▶ _Exercise requirements_:
Output each record below exactly, leaving any picture out of the copy.

Data records
:::

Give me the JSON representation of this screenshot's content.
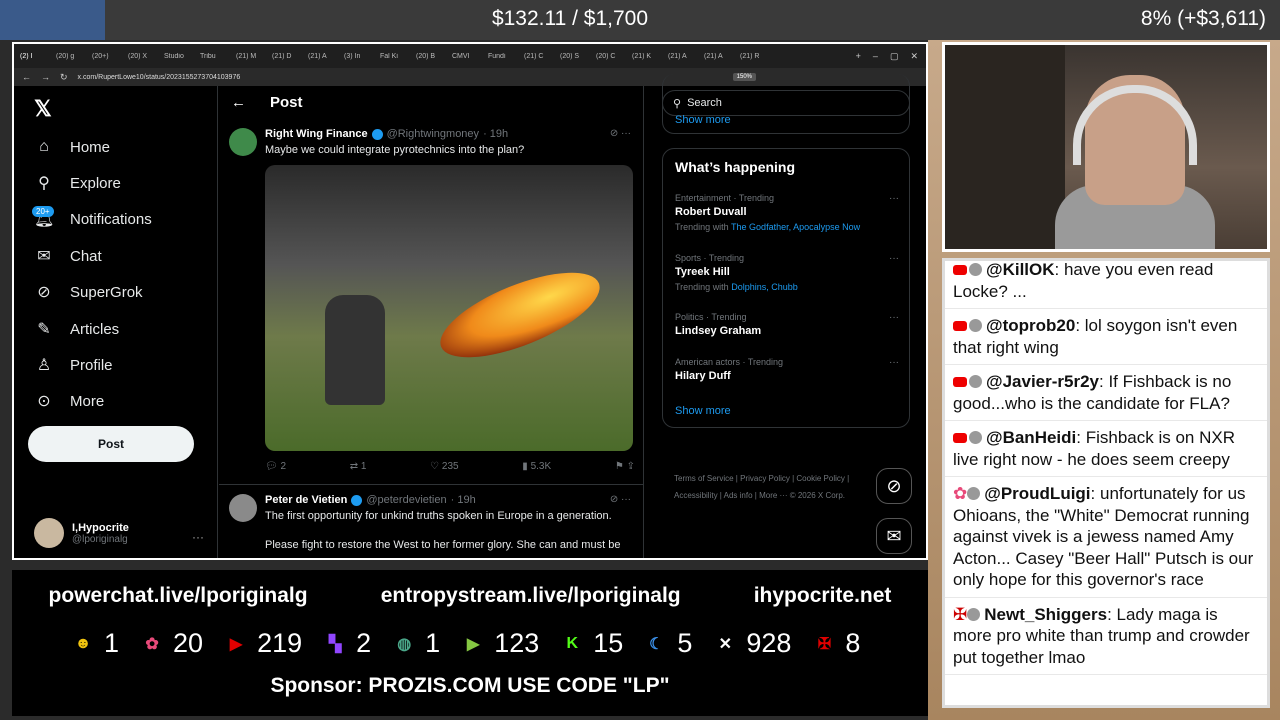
{
  "topbar": {
    "goal": "$132.11 / $1,700",
    "percent": "8% (+$3,611)"
  },
  "browser": {
    "tabs": [
      "(2) I",
      "(20) g",
      "(20+)",
      "(20) X",
      "Studio",
      "Tribu",
      "(21) M",
      "(21) D",
      "(21) A",
      "(3) In",
      "Fal Ki",
      "(20) B",
      "CMVI",
      "Fundi",
      "(21) C",
      "(20) S",
      "(20) C",
      "(21) K",
      "(21) A",
      "(21) A",
      "(21) R"
    ],
    "url": "x.com/RupertLowe10/status/2023155273704103976",
    "zoom": "150%"
  },
  "nav": {
    "items": [
      "Home",
      "Explore",
      "Notifications",
      "Chat",
      "SuperGrok",
      "Articles",
      "Profile",
      "More"
    ],
    "notif_badge": "20+",
    "post_button": "Post",
    "me_name": "I,Hypocrite",
    "me_handle": "@lporiginalg"
  },
  "center": {
    "title": "Post",
    "tweet1": {
      "name": "Right Wing Finance",
      "handle": "@Rightwingmoney",
      "time": "· 19h",
      "text": "Maybe we could integrate pyrotechnics into the plan?",
      "replies": "2",
      "reposts": "1",
      "likes": "235",
      "views": "5.3K"
    },
    "tweet2": {
      "name": "Peter de Vietien",
      "handle": "@peterdevietien",
      "time": "· 19h",
      "text1": "The first opportunity for unkind truths spoken in Europe in a generation.",
      "text2": "Please fight to restore the West to her former glory. She can and must be"
    }
  },
  "right": {
    "search_placeholder": "Search",
    "show_more": "Show more",
    "whats_happening": "What’s happening",
    "trends": [
      {
        "category": "Entertainment · Trending",
        "name": "Robert Duvall",
        "with_label": "Trending with",
        "with": "The Godfather, Apocalypse Now"
      },
      {
        "category": "Sports · Trending",
        "name": "Tyreek Hill",
        "with_label": "Trending with",
        "with": "Dolphins, Chubb"
      },
      {
        "category": "Politics · Trending",
        "name": "Lindsey Graham",
        "with_label": "",
        "with": ""
      },
      {
        "category": "American actors · Trending",
        "name": "Hilary Duff",
        "with_label": "",
        "with": ""
      }
    ],
    "footer1": "Terms of Service  |  Privacy Policy  |  Cookie Policy  |",
    "footer2": "Accessibility  |  Ads info  |  More ···  © 2026 X Corp."
  },
  "banner": {
    "link1": "powerchat.live/lporiginalg",
    "link2": "entropystream.live/lporiginalg",
    "link3": "ihypocrite.net",
    "counts": [
      {
        "icon": "rumble-face-icon",
        "color": "#f1c40f",
        "value": "1"
      },
      {
        "icon": "pinwheel-icon",
        "color": "#e84a7a",
        "value": "20"
      },
      {
        "icon": "youtube-icon",
        "color": "#e00000",
        "value": "219"
      },
      {
        "icon": "twitch-icon",
        "color": "#9146ff",
        "value": "2"
      },
      {
        "icon": "globe-icon",
        "color": "#4aa88a",
        "value": "1"
      },
      {
        "icon": "rumble-play-icon",
        "color": "#85c742",
        "value": "123"
      },
      {
        "icon": "kick-icon",
        "color": "#53fc18",
        "value": "15"
      },
      {
        "icon": "moon-icon",
        "color": "#3a8ee6",
        "value": "5"
      },
      {
        "icon": "x-icon",
        "color": "#ffffff",
        "value": "928"
      },
      {
        "icon": "cross-icon",
        "color": "#e00000",
        "value": "8"
      }
    ],
    "sponsor": "Sponsor: PROZIS.COM USE CODE \"LP\""
  },
  "chat": [
    {
      "user": "@KillOK",
      "text": ": have you even read Locke? ...",
      "platform": "youtube"
    },
    {
      "user": "@toprob20",
      "text": ": lol soygon isn't even that right wing",
      "platform": "youtube"
    },
    {
      "user": "@Javier-r5r2y",
      "text": ": If Fishback is no good...who is the candidate for FLA?",
      "platform": "youtube"
    },
    {
      "user": "@BanHeidi",
      "text": ": Fishback is on NXR live right now - he does seem creepy",
      "platform": "youtube"
    },
    {
      "user": "@ProudLuigi",
      "text": ": unfortunately for us Ohioans, the \"White\" Democrat running against vivek is a jewess named Amy Acton... Casey \"Beer Hall\" Putsch is our only hope for this governor's race",
      "platform": "pinwheel"
    },
    {
      "user": "Newt_Shiggers",
      "text": ": Lady maga is more pro white than trump and crowder put together lmao",
      "platform": "cross"
    }
  ]
}
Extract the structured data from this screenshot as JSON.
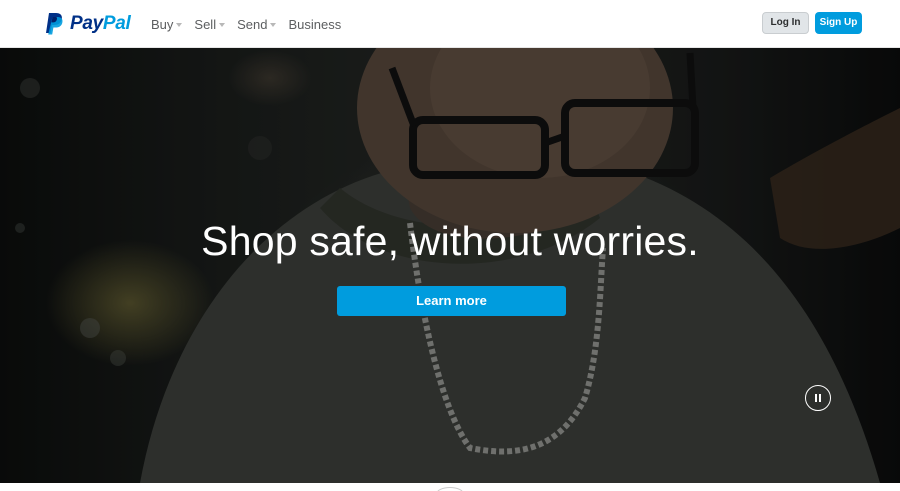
{
  "brand": {
    "name_part1": "Pay",
    "name_part2": "Pal"
  },
  "nav": [
    {
      "label": "Buy",
      "has_dropdown": true
    },
    {
      "label": "Sell",
      "has_dropdown": true
    },
    {
      "label": "Send",
      "has_dropdown": true
    },
    {
      "label": "Business",
      "has_dropdown": false
    }
  ],
  "header_actions": {
    "login_label": "Log In",
    "signup_label": "Sign Up"
  },
  "hero": {
    "title": "Shop safe, without worries.",
    "cta_label": "Learn more"
  },
  "colors": {
    "brand_dark": "#003087",
    "brand_light": "#009cde",
    "button_primary": "#009cde",
    "button_secondary": "#e1e5e8"
  }
}
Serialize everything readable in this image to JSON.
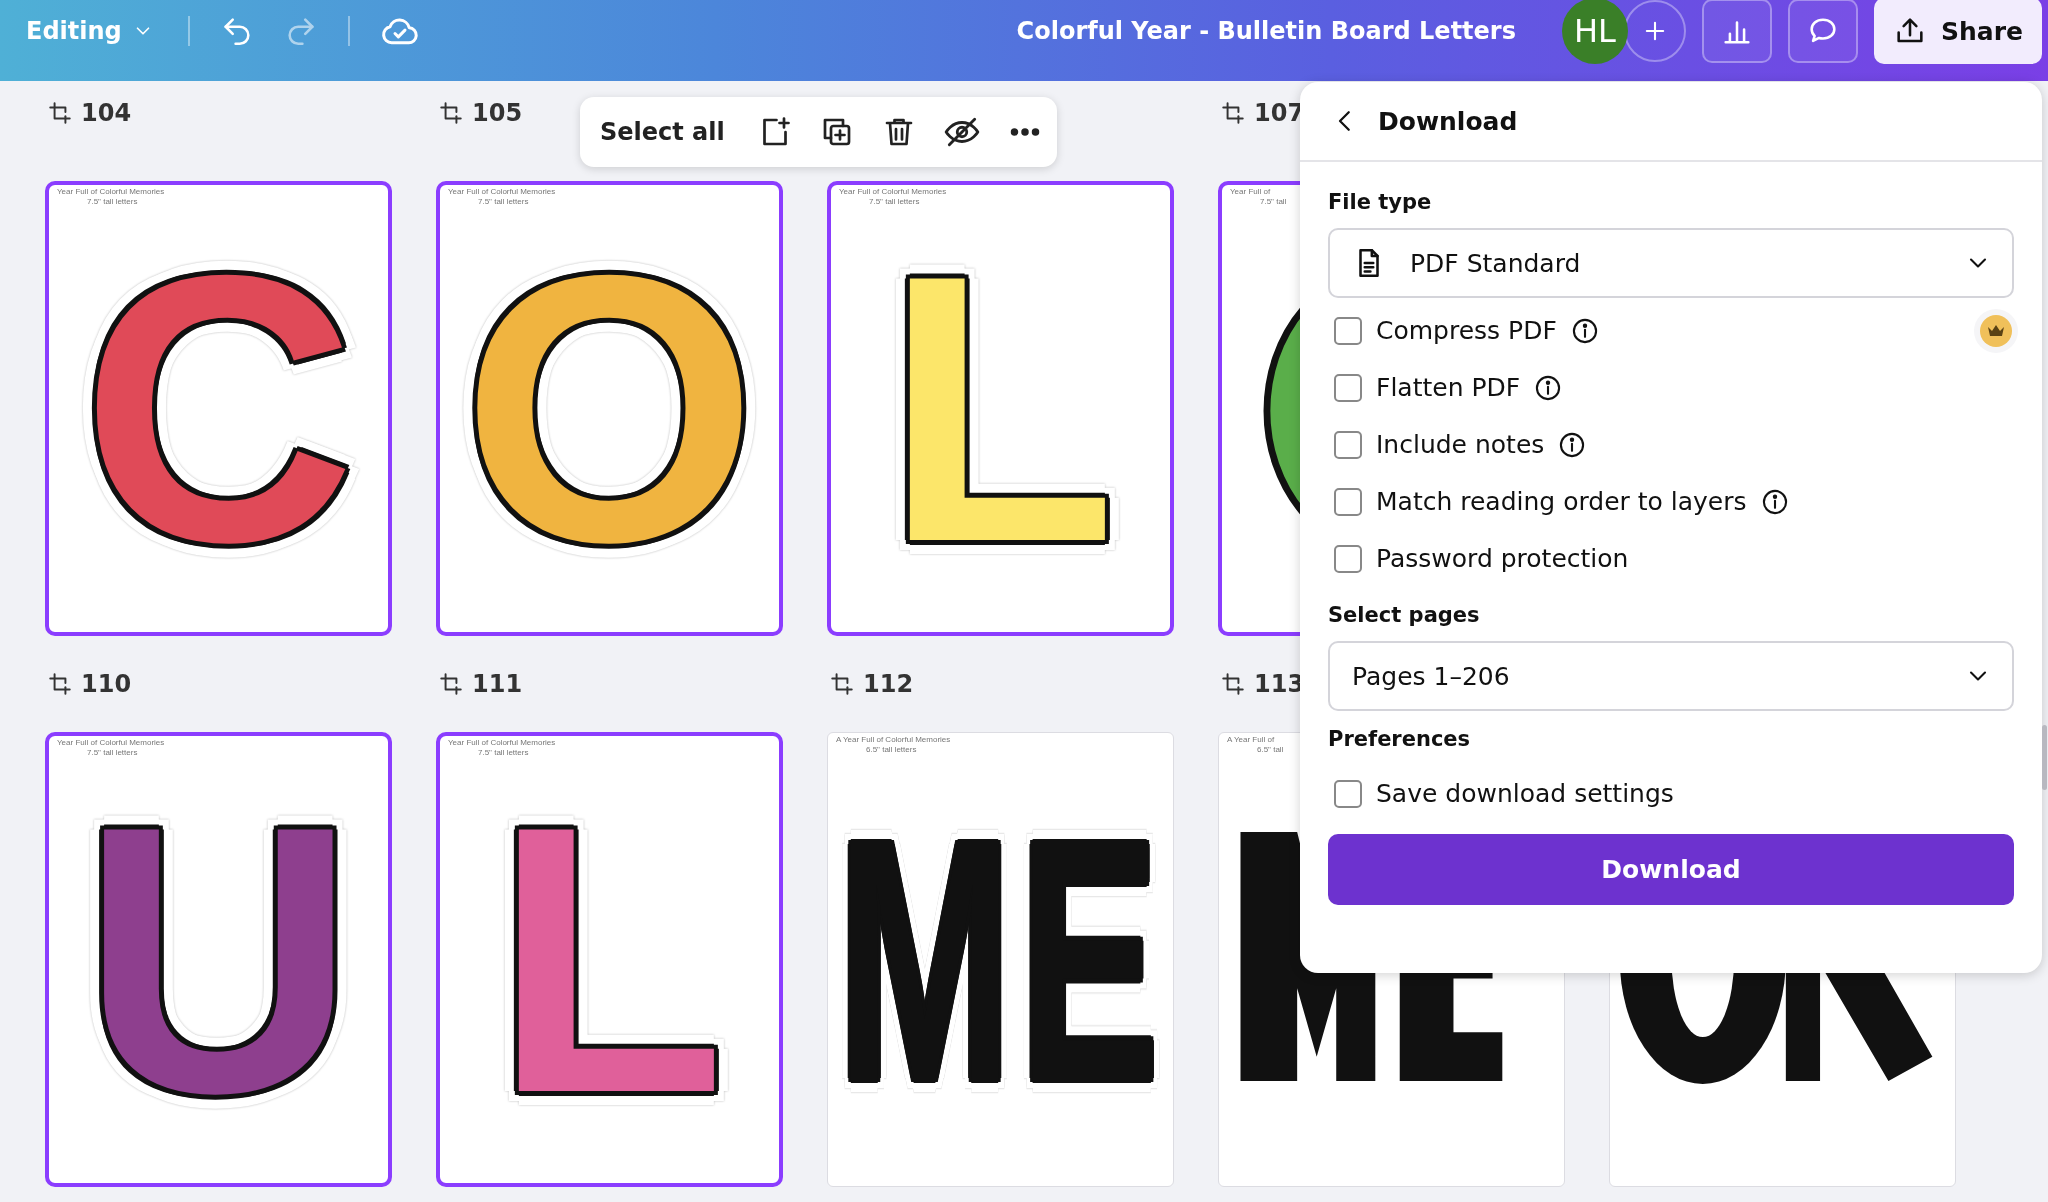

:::

▶ _Exercise answer_:
Give me the JSON representation of this screenshot's content.
{
  "topbar": {
    "goal": "$132.11 / $1,700",
    "percent": "8% (+$3,611)"
  },
  "browser": {
    "tabs": [
      "(2) I",
      "(20) g",
      "(20+)",
      "(20) X",
      "Studio",
      "Tribu",
      "(21) M",
      "(21) D",
      "(21) A",
      "(3) In",
      "Fal Ki",
      "(20) B",
      "CMVI",
      "Fundi",
      "(21) C",
      "(20) S",
      "(20) C",
      "(21) K",
      "(21) A",
      "(21) A",
      "(21) R"
    ],
    "url": "x.com/RupertLowe10/status/2023155273704103976",
    "zoom": "150%"
  },
  "nav": {
    "items": [
      "Home",
      "Explore",
      "Notifications",
      "Chat",
      "SuperGrok",
      "Articles",
      "Profile",
      "More"
    ],
    "notif_badge": "20+",
    "post_button": "Post",
    "me_name": "I,Hypocrite",
    "me_handle": "@lporiginalg"
  },
  "center": {
    "title": "Post",
    "tweet1": {
      "name": "Right Wing Finance",
      "handle": "@Rightwingmoney",
      "time": "· 19h",
      "text": "Maybe we could integrate pyrotechnics into the plan?",
      "replies": "2",
      "reposts": "1",
      "likes": "235",
      "views": "5.3K"
    },
    "tweet2": {
      "name": "Peter de Vietien",
      "handle": "@peterdevietien",
      "time": "· 19h",
      "text1": "The first opportunity for unkind truths spoken in Europe in a generation.",
      "text2": "Please fight to restore the West to her former glory. She can and must be"
    }
  },
  "right": {
    "search_placeholder": "Search",
    "show_more": "Show more",
    "whats_happening": "What’s happening",
    "trends": [
      {
        "category": "Entertainment · Trending",
        "name": "Robert Duvall",
        "with_label": "Trending with",
        "with": "The Godfather, Apocalypse Now"
      },
      {
        "category": "Sports · Trending",
        "name": "Tyreek Hill",
        "with_label": "Trending with",
        "with": "Dolphins, Chubb"
      },
      {
        "category": "Politics · Trending",
        "name": "Lindsey Graham",
        "with_label": "",
        "with": ""
      },
      {
        "category": "American actors · Trending",
        "name": "Hilary Duff",
        "with_label": "",
        "with": ""
      }
    ],
    "footer1": "Terms of Service  |  Privacy Policy  |  Cookie Policy  |",
    "footer2": "Accessibility  |  Ads info  |  More ···  © 2026 X Corp."
  },
  "banner": {
    "link1": "powerchat.live/lporiginalg",
    "link2": "entropystream.live/lporiginalg",
    "link3": "ihypocrite.net",
    "counts": [
      {
        "icon": "rumble-face-icon",
        "color": "#f1c40f",
        "value": "1"
      },
      {
        "icon": "pinwheel-icon",
        "color": "#e84a7a",
        "value": "20"
      },
      {
        "icon": "youtube-icon",
        "color": "#e00000",
        "value": "219"
      },
      {
        "icon": "twitch-icon",
        "color": "#9146ff",
        "value": "2"
      },
      {
        "icon": "globe-icon",
        "color": "#4aa88a",
        "value": "1"
      },
      {
        "icon": "rumble-play-icon",
        "color": "#85c742",
        "value": "123"
      },
      {
        "icon": "kick-icon",
        "color": "#53fc18",
        "value": "15"
      },
      {
        "icon": "moon-icon",
        "color": "#3a8ee6",
        "value": "5"
      },
      {
        "icon": "x-icon",
        "color": "#ffffff",
        "value": "928"
      },
      {
        "icon": "cross-icon",
        "color": "#e00000",
        "value": "8"
      }
    ],
    "sponsor": "Sponsor: PROZIS.COM USE CODE \"LP\""
  },
  "chat": [
    {
      "user": "@KillOK",
      "text": ": have you even read Locke? ...",
      "platform": "youtube"
    },
    {
      "user": "@toprob20",
      "text": ": lol soygon isn't even that right wing",
      "platform": "youtube"
    },
    {
      "user": "@Javier-r5r2y",
      "text": ": If Fishback is no good...who is the candidate for FLA?",
      "platform": "youtube"
    },
    {
      "user": "@BanHeidi",
      "text": ": Fishback is on NXR live right now - he does seem creepy",
      "platform": "youtube"
    },
    {
      "user": "@ProudLuigi",
      "text": ": unfortunately for us Ohioans, the \"White\" Democrat running against vivek is a jewess named Amy Acton... Casey \"Beer Hall\" Putsch is our only hope for this governor's race",
      "platform": "pinwheel"
    },
    {
      "user": "Newt_Shiggers",
      "text": ": Lady maga is more pro white than trump and crowder put together lmao",
      "platform": "cross"
    }
  ]
}
Extract the structured data from this screenshot as JSON.
{
  "brand": {
    "name_part1": "Pay",
    "name_part2": "Pal"
  },
  "nav": [
    {
      "label": "Buy",
      "has_dropdown": true
    },
    {
      "label": "Sell",
      "has_dropdown": true
    },
    {
      "label": "Send",
      "has_dropdown": true
    },
    {
      "label": "Business",
      "has_dropdown": false
    }
  ],
  "header_actions": {
    "login_label": "Log In",
    "signup_label": "Sign Up"
  },
  "hero": {
    "title": "Shop safe, without worries.",
    "cta_label": "Learn more"
  },
  "colors": {
    "brand_dark": "#003087",
    "brand_light": "#009cde",
    "button_primary": "#009cde",
    "button_secondary": "#e1e5e8"
  }
}
Serialize everything readable in this image to JSON.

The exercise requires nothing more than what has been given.